Pierre Agostini, Ferenc Krausz, and Anne L'Huillier take the prize in physics
By Newser Editors and Wire Services
Posted Oct 3, 2023 5:26 AM CDT
She's Only the 5th Woman to Win Nobel in Physics
Nobel officials Hans Ellegren, center, with Eva Olsson, right, and Mats Larsson, announce the winners of the 2023 Nobel Prize in Physics in Stockholm, Tuesday: Pierre Agostini, Ferenc Krausz, and Anne L’Huillier.   (Anders Wiklund/TT News Agency via AP)

The Nobel Prize in physics has been awarded to three scientists who look at electrons in atoms during the tiniest of split seconds, per the AP. Their work has "given humanity new tools for exploring the world of electrons inside atoms and molecules," says the awarding committee, per the New York Times.

  • The winners: Pierre Agostini of Ohio State University; Ferenc Krausz of the Max Planck Institute of Quantum Optics and Ludwig Maximilian University of Munich in Germany; and Anne L'Huillier of Lund University in Sweden.
  • Praise: The trio "have demonstrated a way to create extremely short pulses of light that can be used to measure the rapid processes in which electrons move or change energy," says the committee.
  • Milestone: L'Huillier is only the fifth woman to win a Nobel in physics. "This is the most prestigious and I am so happy to get this prize," she said. "It's incredible.
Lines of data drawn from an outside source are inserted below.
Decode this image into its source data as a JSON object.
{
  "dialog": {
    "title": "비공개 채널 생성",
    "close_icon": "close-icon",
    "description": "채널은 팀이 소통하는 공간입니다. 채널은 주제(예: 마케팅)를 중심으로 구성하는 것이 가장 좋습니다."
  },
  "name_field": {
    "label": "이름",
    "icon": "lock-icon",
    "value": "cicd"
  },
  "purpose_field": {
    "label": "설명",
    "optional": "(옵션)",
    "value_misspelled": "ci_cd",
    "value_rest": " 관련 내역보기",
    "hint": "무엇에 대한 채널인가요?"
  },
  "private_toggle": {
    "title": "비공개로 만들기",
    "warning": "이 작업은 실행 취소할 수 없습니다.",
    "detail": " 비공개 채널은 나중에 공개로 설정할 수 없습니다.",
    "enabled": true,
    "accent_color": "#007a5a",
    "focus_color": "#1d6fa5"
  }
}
As you know there are not so many women who got this prize, so it's very special."

  • Last year: Three scientists jointly won the physics prize for proving that tiny particles could retain a connection with each other even when separated. The phenomenon was once doubted but is now being explored for potential real-world applications such as encrypting information.
  • Next up: Nobel announcements will continue with the chemistry prize on Wednesday and the literature prize on Thursday. The Nobel Peace Prize will be announced on Friday and the economics award on Monday.
  • The prize: The Nobel Prizes carry a cash award of 11 million Swedish kronor ($1 million). The money comes from a bequest left by the prize's creator, Swedish inventor Alfred Nobel, who died in 1896.
(Read more Nobel Prize in Physics stories.)
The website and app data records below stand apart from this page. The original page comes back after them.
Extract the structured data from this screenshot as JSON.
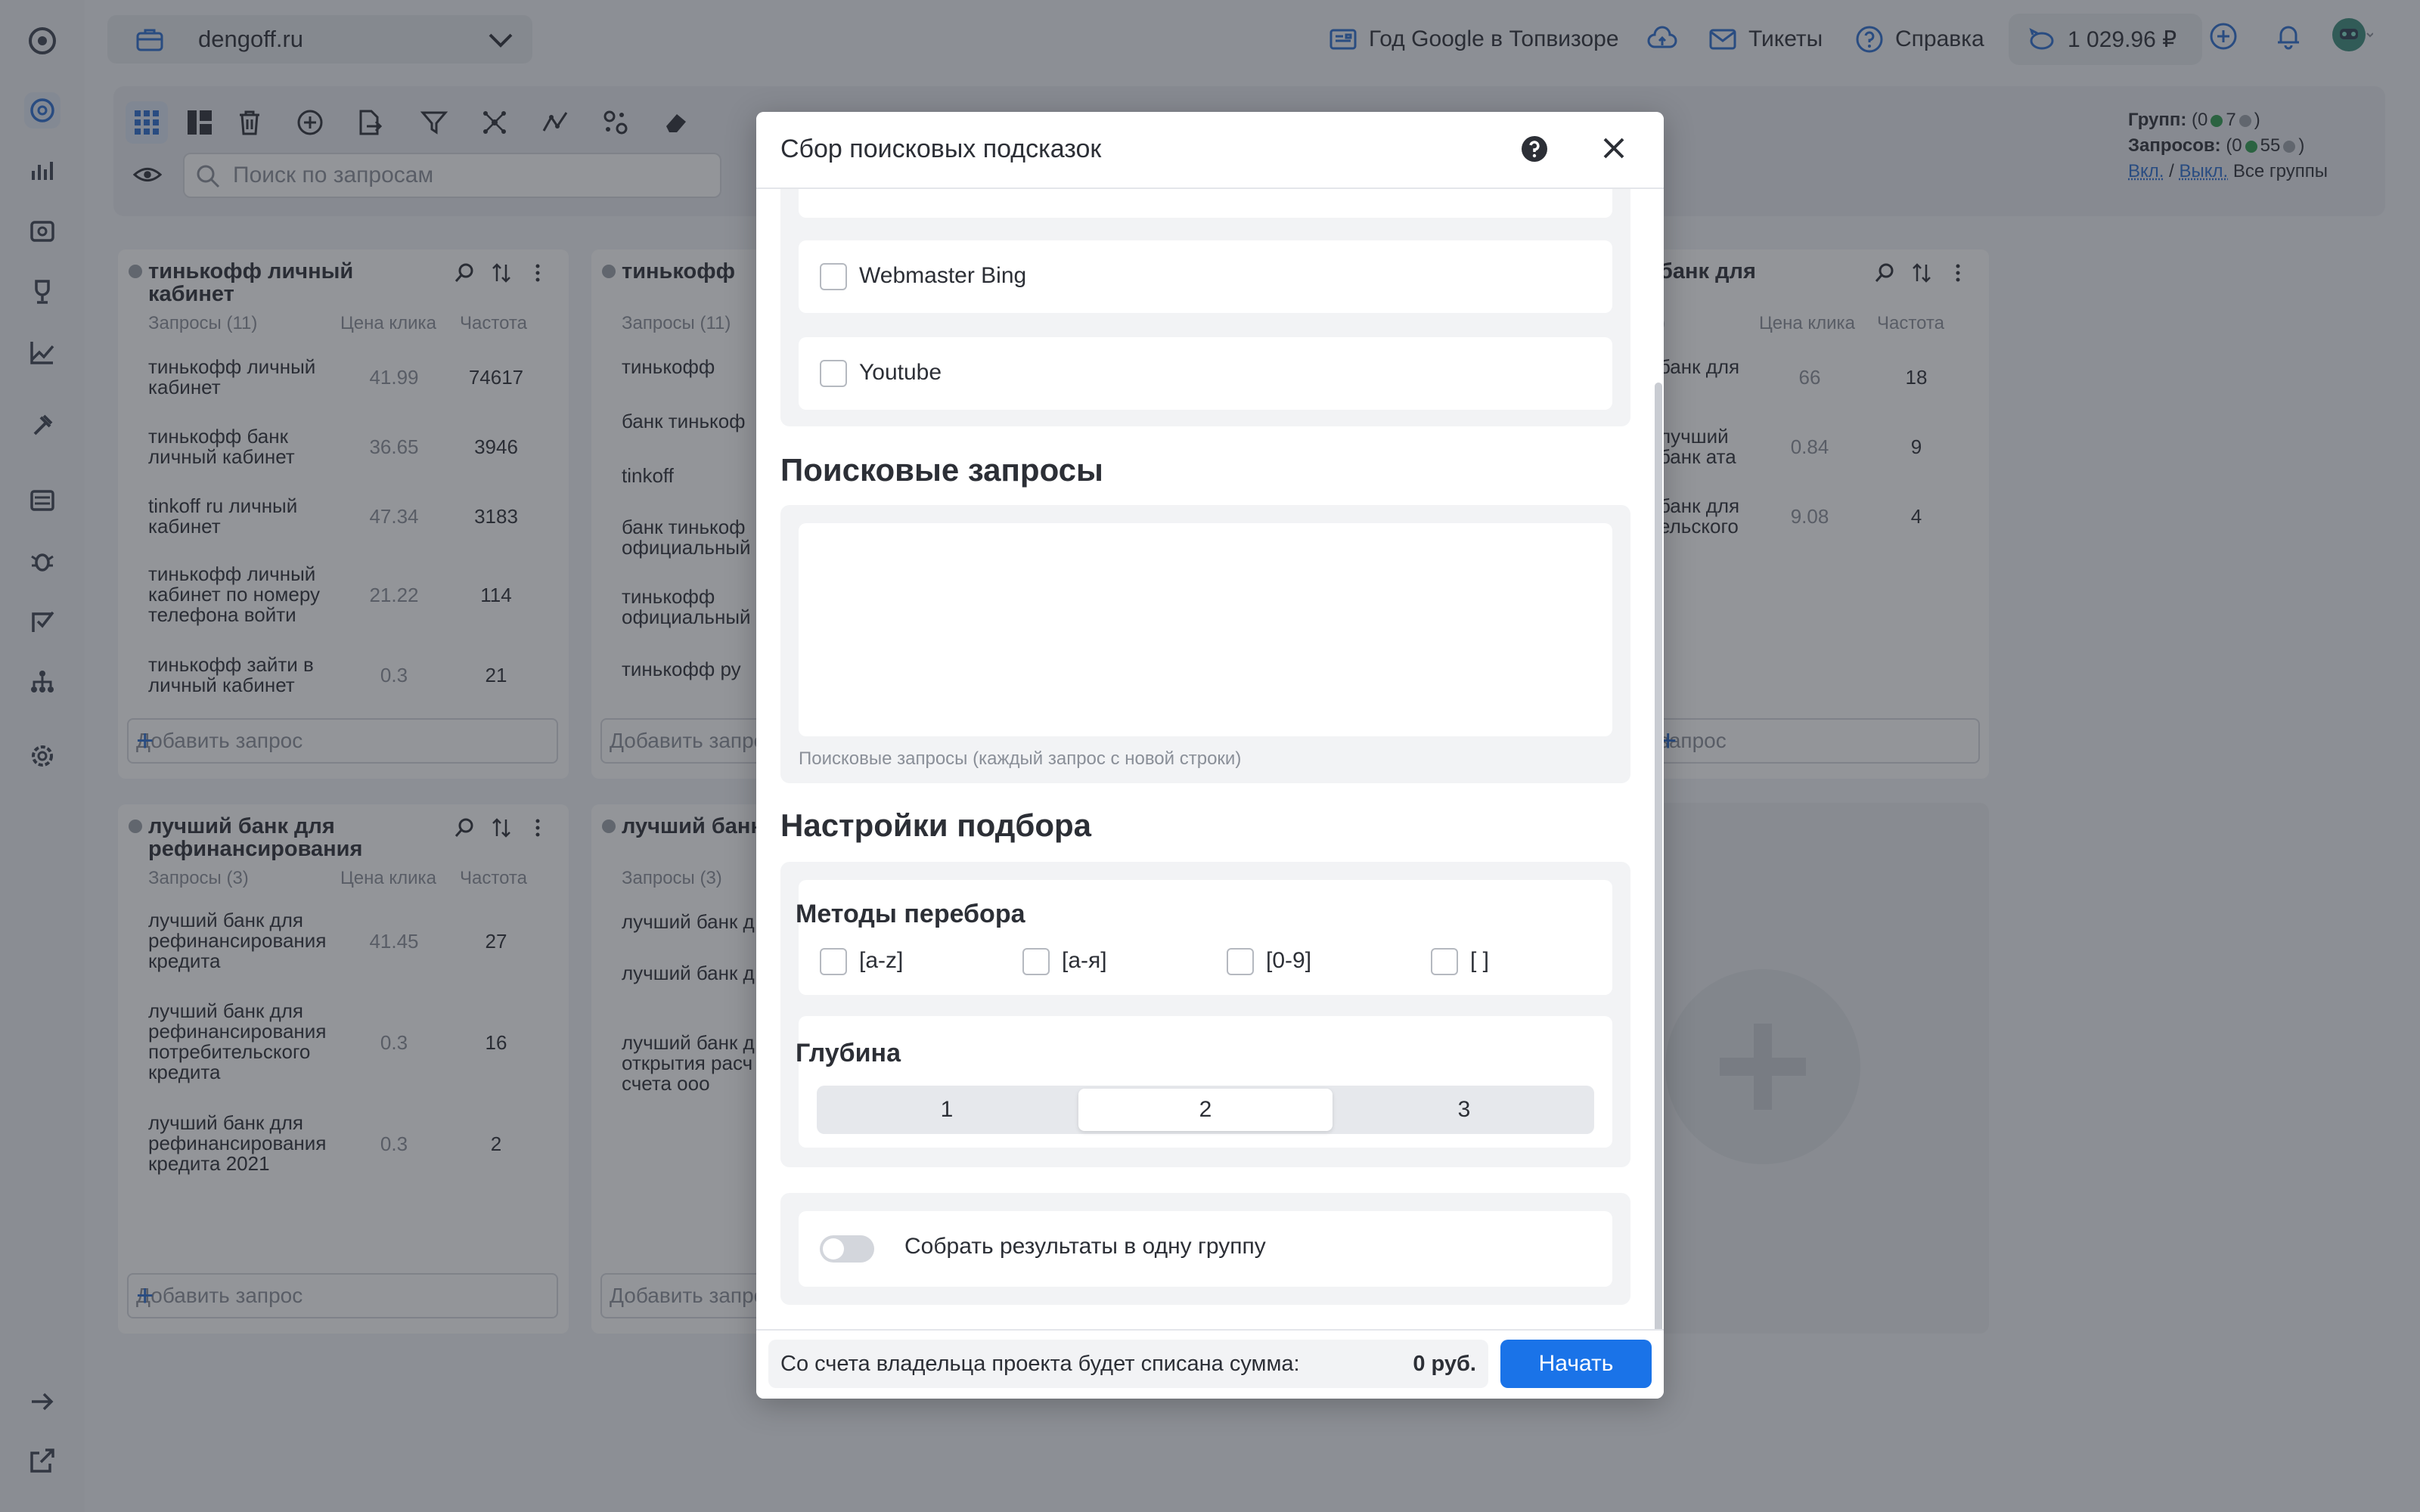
{
  "header": {
    "project": "dengoff.ru",
    "google_year": "Год Google в Топвизоре",
    "tickets": "Тикеты",
    "help": "Справка",
    "balance": "1 029.96 ₽"
  },
  "toolbar": {
    "search_placeholder": "Поиск по запросам",
    "stats": {
      "groups_label": "Групп:",
      "groups_open": "(0",
      "groups_green": "7",
      "groups_close": ")",
      "queries_label": "Запросов:",
      "queries_open": "(0",
      "queries_green": "55",
      "queries_close": ")",
      "on": "Вкл.",
      "slash": "/",
      "off": "Выкл.",
      "all_groups": "Все группы"
    }
  },
  "colors": {
    "accent": "#1a73e8",
    "green": "#2e9b4f",
    "gray": "#9aa0a8"
  },
  "cards": [
    {
      "title": "тинькофф личный кабинет",
      "col_queries": "Запросы (11)",
      "col_price": "Цена клика",
      "col_freq": "Частота",
      "rows": [
        {
          "q": "тинькофф личный кабинет",
          "p": "41.99",
          "f": "74617"
        },
        {
          "q": "тинькофф банк личный кабинет",
          "p": "36.65",
          "f": "3946"
        },
        {
          "q": "tinkoff ru личный кабинет",
          "p": "47.34",
          "f": "3183"
        },
        {
          "q": "тинькофф личный кабинет по номеру телефона войти",
          "p": "21.22",
          "f": "114"
        },
        {
          "q": "тинькофф зайти в личный кабинет",
          "p": "0.3",
          "f": "21"
        }
      ],
      "add": "Добавить запрос"
    },
    {
      "title": "тинькофф",
      "col_queries": "Запросы (11)",
      "rows": [
        {
          "q": "тинькофф"
        },
        {
          "q": "банк тинькоф"
        },
        {
          "q": "tinkoff"
        },
        {
          "q": "банк тинькоф официальный"
        },
        {
          "q": "тинькофф официальный"
        },
        {
          "q": "тинькофф ру"
        }
      ],
      "add": "Добавить запрос"
    },
    {
      "title": "банк для",
      "col_queries": ")",
      "col_price": "Цена клика",
      "col_freq": "Частота",
      "rows": [
        {
          "q": "банк для",
          "p": "66",
          "f": "18"
        },
        {
          "q": "лучший банк ата",
          "p": "0.84",
          "f": "9"
        },
        {
          "q": "банк для ельского",
          "p": "9.08",
          "f": "4"
        }
      ],
      "add": "запрос"
    },
    {
      "title": "лучший банк для рефинансирования",
      "col_queries": "Запросы (3)",
      "col_price": "Цена клика",
      "col_freq": "Частота",
      "rows": [
        {
          "q": "лучший банк для рефинансирования кредита",
          "p": "41.45",
          "f": "27"
        },
        {
          "q": "лучший банк для рефинансирования потребительского кредита",
          "p": "0.3",
          "f": "16"
        },
        {
          "q": "лучший банк для рефинансирования кредита 2021",
          "p": "0.3",
          "f": "2"
        }
      ],
      "add": "Добавить запрос"
    },
    {
      "title": "лучший банк",
      "col_queries": "Запросы (3)",
      "rows": [
        {
          "q": "лучший банк д"
        },
        {
          "q": "лучший банк д лиц"
        },
        {
          "q": "лучший банк д открытия расч счета ооо"
        }
      ],
      "add": "Добавить запрос"
    }
  ],
  "modal": {
    "title": "Сбор поисковых подсказок",
    "sources": [
      "Webmaster Bing",
      "Youtube"
    ],
    "queries_heading": "Поисковые запросы",
    "queries_hint": "Поисковые запросы (каждый запрос с новой строки)",
    "settings_heading": "Настройки подбора",
    "methods_title": "Методы перебора",
    "methods": [
      "[a-z]",
      "[а-я]",
      "[0-9]",
      "[ ]"
    ],
    "depth_title": "Глубина",
    "depth_options": [
      "1",
      "2",
      "3"
    ],
    "depth_selected": "2",
    "merge_label": "Собрать результаты в одну группу",
    "footer_text": "Со счета владельца проекта будет списана сумма:",
    "footer_sum": "0 руб.",
    "start": "Начать"
  }
}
Get breaking news in your inbox.
What you need to know, as soon as we know it.
Sign up
We use cookies. By Clicking "OK" or any content on this site, you agree to allow cookies to be placed. Read more in our privacy policy.
Get the news faster.
Tap to install our app.
Install the Newser News app
in two easy steps:
1. Tap in your navigation bar.
2. Tap to Add to Home Screen.